Blogchain 1.0 — What is a Blockchain (The Genesis Blog)
Welcome To BlogChain
Introducing BlogChain, Alkimi Exchange’s new series! BlogChain’s mission is to demystify the world of Blockchain, Web3 & Crypto as well as the infamous AdTech & Programmatic Industry. We will also look at some hot topics in the news, giving you bitesize insights to keep you informed!
Let’s Get Into This!
At Alkimi we are using blockchain technology to create a more efficient and transparent advertising exchange model.
Getting to grips with the basics of blockchain technology gives most of us a headache as it all seems very complicated at face value.
We decided it was long overdue that someone explained what a blockchain is in plain English, for anyone to understand.
Expect to learn:
- What a blockchain is
- What a block is
- What a Bitcoin block looks like
- How to think about a blockchain using real-world examples
- What happens when you try and change a blockchain
In its simplest form, a blockchain is a list of transactions that anyone can view and verify.
Anyone can view it because the list of transactions is public. And anyone can verify it because the list of transactions is public.
A blockchain is just a database that is stored on a load of different computers. It is simply a record of information that gets constantly updated and is held on many devices.
If that doesn’t make sense to you perhaps this will.
Picture an Excel spreadsheet or any spreadsheet for that matter. This spreadsheet can do 4 things.
- Anyone can add information to it
- Anyone can get a copy of it
- All the copies of this spreadsheet are updated simultaneously
- Any information added to it can’t be deleted
That, in essence, is a blockchain. A permanent record of events.
Still with us? Great!
Let’s use the Bitcoin blockchain as an example.
Individual transactions on the Bitcoin blockchain look a lot like a spreadsheet.
Here’s an example:
X sent $100 to Z
A sent $20 to G
F sent $50 to C
Q sent $30 to H
and so on…
Every time someone sends a transaction on the Bitcoin network it is recorded by the Bitcoin blockchain. Individual transactions, like the ones above, are bundled together and put inside individual blocks.
Each block has a limited amount of block space and when a block gets full it is added to the chain. Over time this forms a chain of blocks, otherwise known as a blockchain.
Are you still following along? Keep going!
You can visualise what a blockchain looks like by looking at the chain of a boat. In this example, one block represents one chain link, and inside each block (or chain link) is a list of transactions.
The newest blocks are at the top of the chain, they contain the transactions that happened very recently. As you move down the chain you see older blocks containing older transactions.
If you followed the chain all the way to the end you would see every single transaction in the blockchains recorded history. Sticking with the boat analogy, the end of the chain would be the anchor. The anchor would be the first block, which we call the genesis block.

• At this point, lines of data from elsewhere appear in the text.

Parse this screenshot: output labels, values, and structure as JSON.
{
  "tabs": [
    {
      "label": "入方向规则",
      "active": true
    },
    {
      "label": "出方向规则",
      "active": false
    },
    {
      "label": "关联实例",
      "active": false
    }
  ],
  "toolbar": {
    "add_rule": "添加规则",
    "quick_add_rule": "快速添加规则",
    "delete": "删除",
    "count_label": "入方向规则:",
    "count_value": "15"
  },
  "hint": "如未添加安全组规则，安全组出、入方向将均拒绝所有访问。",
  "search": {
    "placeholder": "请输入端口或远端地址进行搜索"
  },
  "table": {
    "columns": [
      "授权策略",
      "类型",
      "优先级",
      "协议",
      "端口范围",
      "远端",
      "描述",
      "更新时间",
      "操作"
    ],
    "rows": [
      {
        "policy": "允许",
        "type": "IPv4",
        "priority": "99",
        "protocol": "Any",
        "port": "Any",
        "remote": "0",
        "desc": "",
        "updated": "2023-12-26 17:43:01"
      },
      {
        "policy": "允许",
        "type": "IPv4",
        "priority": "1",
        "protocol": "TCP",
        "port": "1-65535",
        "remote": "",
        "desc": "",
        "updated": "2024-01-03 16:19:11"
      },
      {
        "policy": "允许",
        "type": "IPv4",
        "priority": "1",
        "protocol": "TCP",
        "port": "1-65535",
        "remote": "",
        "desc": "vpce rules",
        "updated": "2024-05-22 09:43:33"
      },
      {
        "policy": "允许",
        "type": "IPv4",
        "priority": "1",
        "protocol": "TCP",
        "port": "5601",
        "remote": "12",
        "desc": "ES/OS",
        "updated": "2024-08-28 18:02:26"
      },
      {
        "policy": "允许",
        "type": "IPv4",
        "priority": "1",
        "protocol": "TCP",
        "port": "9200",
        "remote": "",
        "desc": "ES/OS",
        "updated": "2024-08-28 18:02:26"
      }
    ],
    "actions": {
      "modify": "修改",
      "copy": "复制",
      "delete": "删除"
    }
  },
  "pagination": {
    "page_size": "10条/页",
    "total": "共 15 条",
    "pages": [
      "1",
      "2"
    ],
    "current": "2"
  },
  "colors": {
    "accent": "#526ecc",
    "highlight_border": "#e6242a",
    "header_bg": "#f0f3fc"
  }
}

The public nature of a blockchain is the secret sauce to its security.
If you, I, or anyone else tries to manipulate a transaction on a blockchain it will cause the chain to break.
Visualise the chain of a boat breaking, when you look at the chain you can see exactly where it snapped. The same concept applies to a blockchain.

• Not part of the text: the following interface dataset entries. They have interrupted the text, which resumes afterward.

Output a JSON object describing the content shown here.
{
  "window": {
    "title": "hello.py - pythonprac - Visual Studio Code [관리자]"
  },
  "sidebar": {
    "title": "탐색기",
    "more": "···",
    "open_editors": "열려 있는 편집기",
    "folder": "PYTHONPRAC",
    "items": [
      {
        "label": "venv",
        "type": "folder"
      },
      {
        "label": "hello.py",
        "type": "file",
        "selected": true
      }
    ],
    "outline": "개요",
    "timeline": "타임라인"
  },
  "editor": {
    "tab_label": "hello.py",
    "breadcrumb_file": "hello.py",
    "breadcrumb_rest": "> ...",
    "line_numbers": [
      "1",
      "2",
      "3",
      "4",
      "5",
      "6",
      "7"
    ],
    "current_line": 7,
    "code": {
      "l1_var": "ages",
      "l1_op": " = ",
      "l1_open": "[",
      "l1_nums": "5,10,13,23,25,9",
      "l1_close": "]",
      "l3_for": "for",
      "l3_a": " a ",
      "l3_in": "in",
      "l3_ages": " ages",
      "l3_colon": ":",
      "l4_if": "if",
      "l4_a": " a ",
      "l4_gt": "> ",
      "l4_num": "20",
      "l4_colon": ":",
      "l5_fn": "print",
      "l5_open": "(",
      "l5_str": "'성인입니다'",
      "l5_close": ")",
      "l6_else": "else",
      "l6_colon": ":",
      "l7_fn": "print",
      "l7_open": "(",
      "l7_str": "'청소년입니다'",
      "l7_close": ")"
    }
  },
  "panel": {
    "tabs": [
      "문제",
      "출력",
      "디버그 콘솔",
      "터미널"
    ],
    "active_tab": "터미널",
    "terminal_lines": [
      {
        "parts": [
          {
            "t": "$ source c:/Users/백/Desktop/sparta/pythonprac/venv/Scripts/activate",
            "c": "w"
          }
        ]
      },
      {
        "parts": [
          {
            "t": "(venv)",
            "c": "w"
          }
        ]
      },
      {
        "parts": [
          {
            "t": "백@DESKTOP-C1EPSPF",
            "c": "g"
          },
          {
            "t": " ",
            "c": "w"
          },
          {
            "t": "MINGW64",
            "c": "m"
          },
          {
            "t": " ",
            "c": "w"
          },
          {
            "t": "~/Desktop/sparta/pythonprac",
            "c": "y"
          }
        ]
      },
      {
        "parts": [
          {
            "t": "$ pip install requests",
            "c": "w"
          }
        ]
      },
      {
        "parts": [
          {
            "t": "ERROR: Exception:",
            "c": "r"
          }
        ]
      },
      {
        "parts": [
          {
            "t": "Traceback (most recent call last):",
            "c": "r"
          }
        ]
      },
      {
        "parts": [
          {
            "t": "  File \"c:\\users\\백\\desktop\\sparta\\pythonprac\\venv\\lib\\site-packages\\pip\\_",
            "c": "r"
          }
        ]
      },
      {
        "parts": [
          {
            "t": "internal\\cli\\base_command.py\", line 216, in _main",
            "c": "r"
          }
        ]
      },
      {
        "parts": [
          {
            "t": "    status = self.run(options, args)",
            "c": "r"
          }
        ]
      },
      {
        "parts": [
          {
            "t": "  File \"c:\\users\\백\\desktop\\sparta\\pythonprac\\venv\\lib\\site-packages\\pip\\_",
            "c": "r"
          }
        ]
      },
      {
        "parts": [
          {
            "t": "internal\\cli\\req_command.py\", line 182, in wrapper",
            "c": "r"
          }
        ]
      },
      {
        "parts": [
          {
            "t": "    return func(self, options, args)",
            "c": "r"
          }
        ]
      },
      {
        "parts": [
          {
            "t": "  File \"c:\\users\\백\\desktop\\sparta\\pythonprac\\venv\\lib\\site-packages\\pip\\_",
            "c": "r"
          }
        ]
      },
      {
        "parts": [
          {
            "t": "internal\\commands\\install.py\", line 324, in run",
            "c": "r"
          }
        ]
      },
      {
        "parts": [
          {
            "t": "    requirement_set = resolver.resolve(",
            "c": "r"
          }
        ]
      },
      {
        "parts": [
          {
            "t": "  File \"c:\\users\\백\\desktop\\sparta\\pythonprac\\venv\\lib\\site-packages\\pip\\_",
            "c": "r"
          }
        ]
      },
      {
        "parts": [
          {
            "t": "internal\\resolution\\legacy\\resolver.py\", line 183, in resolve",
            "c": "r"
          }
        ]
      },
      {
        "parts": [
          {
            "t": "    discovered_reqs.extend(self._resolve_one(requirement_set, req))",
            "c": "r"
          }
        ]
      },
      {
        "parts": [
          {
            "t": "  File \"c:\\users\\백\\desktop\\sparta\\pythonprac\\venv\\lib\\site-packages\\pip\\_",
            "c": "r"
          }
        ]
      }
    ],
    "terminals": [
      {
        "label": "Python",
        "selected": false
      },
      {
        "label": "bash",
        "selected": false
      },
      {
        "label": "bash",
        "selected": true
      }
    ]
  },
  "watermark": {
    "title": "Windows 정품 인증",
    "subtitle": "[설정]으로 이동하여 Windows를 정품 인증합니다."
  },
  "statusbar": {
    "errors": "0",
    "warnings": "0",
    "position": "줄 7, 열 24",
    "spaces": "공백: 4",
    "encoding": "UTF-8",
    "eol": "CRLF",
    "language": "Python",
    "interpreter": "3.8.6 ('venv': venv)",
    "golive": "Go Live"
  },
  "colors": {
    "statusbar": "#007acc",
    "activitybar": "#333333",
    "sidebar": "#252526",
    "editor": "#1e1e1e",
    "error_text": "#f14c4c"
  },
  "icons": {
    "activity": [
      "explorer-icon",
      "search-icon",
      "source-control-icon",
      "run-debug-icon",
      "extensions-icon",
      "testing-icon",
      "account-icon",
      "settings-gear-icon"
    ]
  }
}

If you attempt to change a blockchain you will be detected and subsequently rejected by the rest of the network. Your attempted change will be invalid and the rest of the network will continue to use the correct chain of transactions without you.
Well done, you’ve made it this far!

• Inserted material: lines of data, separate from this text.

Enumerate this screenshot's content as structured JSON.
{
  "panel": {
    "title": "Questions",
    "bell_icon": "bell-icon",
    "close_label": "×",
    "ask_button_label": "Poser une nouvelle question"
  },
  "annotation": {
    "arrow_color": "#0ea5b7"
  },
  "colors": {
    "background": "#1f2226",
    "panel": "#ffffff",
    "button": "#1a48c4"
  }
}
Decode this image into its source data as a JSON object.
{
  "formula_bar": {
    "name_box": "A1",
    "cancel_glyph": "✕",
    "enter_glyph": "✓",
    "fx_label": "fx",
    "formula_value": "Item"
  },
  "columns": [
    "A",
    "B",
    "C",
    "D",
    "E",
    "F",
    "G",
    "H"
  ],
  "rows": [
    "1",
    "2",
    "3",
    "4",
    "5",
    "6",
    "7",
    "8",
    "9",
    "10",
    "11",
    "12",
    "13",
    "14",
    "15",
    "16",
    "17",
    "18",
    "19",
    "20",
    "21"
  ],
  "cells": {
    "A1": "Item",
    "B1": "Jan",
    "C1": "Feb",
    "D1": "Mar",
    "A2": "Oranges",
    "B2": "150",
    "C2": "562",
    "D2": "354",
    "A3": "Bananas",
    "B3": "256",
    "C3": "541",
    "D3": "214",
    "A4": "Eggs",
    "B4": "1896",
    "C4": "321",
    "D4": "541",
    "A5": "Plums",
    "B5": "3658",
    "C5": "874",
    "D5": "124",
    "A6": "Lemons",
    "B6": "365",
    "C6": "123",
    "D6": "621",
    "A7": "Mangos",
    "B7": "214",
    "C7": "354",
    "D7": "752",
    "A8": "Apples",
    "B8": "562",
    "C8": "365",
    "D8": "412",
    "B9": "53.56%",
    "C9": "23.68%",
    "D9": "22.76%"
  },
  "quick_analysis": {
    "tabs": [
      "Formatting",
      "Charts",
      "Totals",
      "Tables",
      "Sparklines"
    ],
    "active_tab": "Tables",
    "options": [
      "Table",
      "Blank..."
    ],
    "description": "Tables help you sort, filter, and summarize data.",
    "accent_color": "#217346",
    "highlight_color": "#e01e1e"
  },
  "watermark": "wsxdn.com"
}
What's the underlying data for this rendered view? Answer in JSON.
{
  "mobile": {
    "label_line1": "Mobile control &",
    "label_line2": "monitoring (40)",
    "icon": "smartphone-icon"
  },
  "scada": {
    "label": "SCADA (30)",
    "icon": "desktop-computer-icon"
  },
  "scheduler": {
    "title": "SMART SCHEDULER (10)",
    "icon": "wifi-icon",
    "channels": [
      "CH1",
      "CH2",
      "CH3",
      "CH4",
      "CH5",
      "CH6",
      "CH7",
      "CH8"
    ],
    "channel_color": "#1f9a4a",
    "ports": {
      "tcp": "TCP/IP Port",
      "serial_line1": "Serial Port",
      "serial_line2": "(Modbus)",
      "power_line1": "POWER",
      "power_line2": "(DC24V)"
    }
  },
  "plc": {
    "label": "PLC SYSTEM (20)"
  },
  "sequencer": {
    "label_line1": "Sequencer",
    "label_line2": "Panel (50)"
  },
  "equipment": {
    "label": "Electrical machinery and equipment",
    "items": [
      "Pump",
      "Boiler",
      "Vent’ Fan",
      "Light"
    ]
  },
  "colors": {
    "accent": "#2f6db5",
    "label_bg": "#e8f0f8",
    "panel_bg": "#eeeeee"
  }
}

One of the key differences between a boat chain and a blockchain is that older blocks become more secure as time goes on. A rusty old boat chain has a higher chance of breaking, the opposite is true for a blockchain.
The reasons for this are a little technical and deserve their own blog space. So we’ll cover more on that in another blog.
Now we know what a blockchain is, it’s time to learn about its closest companion, we are of course talking about cryptocurrency. Click here for more.
If nothing else, remember this…
A blockchain is public
A Bitcoin block is full of transaction data
A blockchain is very hard to change without anyone noticing
Read this to your friends in the pub next time someone says ‘blockchain’.